* [Exercise description]:
Which lines of the records below contain the string "link"? Report each of them.

[[ Exercise input, beginning ]]

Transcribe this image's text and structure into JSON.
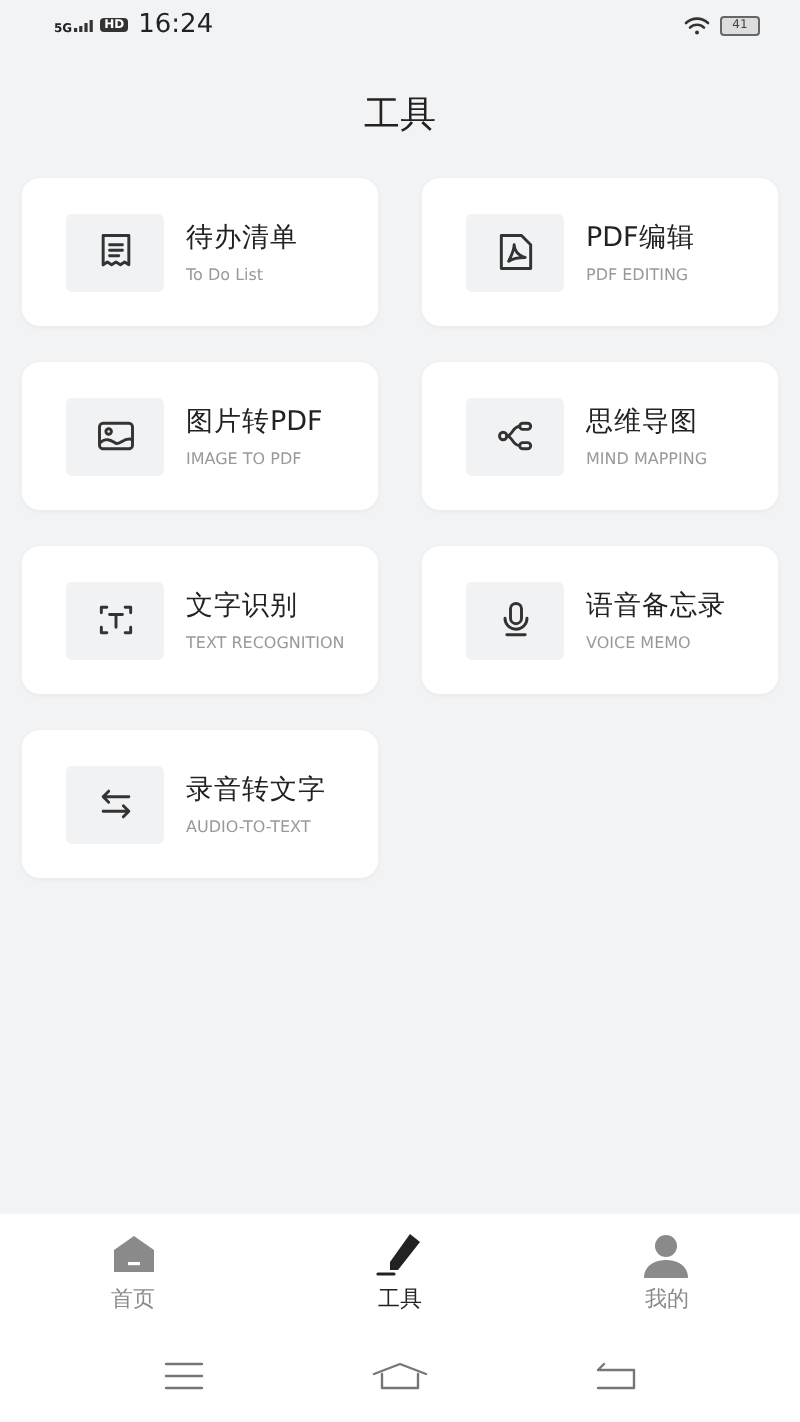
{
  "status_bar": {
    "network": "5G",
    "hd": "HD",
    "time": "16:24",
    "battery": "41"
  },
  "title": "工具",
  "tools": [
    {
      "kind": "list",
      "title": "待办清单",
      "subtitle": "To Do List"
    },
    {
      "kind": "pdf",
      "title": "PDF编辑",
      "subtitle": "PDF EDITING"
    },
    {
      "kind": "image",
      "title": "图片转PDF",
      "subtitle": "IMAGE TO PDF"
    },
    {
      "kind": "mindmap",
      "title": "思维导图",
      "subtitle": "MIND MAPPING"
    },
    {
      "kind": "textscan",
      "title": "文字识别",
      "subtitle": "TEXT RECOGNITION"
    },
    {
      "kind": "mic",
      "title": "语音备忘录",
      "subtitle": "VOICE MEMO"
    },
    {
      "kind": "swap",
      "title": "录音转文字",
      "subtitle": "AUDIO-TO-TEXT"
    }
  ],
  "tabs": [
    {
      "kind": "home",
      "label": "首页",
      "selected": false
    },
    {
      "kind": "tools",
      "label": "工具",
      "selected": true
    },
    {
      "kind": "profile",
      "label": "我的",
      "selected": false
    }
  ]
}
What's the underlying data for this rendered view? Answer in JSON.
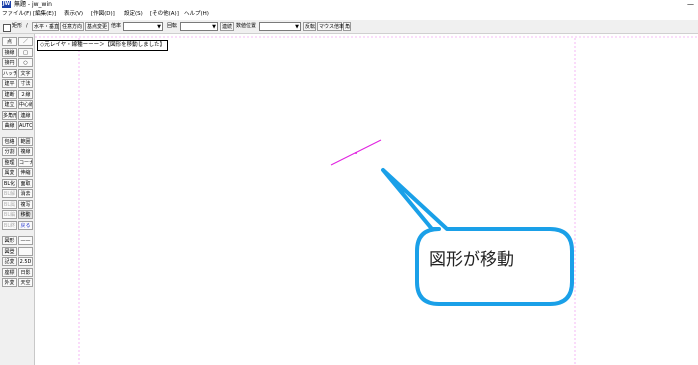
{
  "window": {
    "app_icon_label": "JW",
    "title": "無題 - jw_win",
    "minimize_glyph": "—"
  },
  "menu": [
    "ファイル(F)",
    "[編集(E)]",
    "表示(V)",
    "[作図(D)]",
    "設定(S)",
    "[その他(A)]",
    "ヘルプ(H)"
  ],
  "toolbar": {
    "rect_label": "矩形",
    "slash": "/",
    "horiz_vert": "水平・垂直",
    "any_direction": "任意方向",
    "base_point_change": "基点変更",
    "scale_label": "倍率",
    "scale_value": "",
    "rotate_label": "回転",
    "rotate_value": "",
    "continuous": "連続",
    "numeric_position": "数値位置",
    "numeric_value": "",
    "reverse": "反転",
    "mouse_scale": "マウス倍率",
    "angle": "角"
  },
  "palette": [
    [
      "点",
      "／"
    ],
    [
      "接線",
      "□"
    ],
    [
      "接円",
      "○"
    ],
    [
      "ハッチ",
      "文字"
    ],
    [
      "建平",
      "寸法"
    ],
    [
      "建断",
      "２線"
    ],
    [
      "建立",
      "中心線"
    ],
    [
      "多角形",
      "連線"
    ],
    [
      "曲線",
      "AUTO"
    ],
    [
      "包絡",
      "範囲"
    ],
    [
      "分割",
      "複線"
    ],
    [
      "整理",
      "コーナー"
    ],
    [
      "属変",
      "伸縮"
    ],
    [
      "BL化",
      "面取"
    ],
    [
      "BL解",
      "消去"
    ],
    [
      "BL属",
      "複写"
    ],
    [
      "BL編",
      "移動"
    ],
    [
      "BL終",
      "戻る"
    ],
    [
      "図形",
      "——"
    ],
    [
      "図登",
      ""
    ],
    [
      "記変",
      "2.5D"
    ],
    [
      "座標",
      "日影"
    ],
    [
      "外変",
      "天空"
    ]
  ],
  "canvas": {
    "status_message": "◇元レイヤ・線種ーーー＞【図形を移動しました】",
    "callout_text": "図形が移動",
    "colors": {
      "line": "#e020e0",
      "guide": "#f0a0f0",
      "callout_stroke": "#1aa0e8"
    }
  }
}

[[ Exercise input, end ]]
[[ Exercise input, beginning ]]

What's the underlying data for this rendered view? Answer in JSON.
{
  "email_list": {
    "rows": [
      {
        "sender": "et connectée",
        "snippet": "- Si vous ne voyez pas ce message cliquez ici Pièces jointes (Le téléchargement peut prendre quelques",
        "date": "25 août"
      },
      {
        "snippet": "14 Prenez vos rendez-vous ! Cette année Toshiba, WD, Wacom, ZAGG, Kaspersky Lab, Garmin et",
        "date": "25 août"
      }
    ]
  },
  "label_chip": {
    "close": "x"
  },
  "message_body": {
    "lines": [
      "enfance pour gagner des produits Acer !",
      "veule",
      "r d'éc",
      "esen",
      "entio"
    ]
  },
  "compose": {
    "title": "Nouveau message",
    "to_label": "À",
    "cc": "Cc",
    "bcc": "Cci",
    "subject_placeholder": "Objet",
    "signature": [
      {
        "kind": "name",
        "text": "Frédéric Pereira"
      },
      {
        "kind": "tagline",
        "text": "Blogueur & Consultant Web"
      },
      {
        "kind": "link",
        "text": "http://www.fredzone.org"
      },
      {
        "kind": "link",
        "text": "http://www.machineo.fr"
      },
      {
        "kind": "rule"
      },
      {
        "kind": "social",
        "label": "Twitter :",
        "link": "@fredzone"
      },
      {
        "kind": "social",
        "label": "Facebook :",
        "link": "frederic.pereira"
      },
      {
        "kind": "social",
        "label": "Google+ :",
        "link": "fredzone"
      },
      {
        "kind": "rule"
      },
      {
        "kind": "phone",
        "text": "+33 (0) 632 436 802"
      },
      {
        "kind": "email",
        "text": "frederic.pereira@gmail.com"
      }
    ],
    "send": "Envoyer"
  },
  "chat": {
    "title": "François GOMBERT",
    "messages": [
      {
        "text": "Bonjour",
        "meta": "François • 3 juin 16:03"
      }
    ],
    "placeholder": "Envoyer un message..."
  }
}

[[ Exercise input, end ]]

* [Answer space]:
        "kind": "link",
        "kind": "link",
        "link": "@fredzone"
        "link": "frederic.pereira"
        "link": "fredzone"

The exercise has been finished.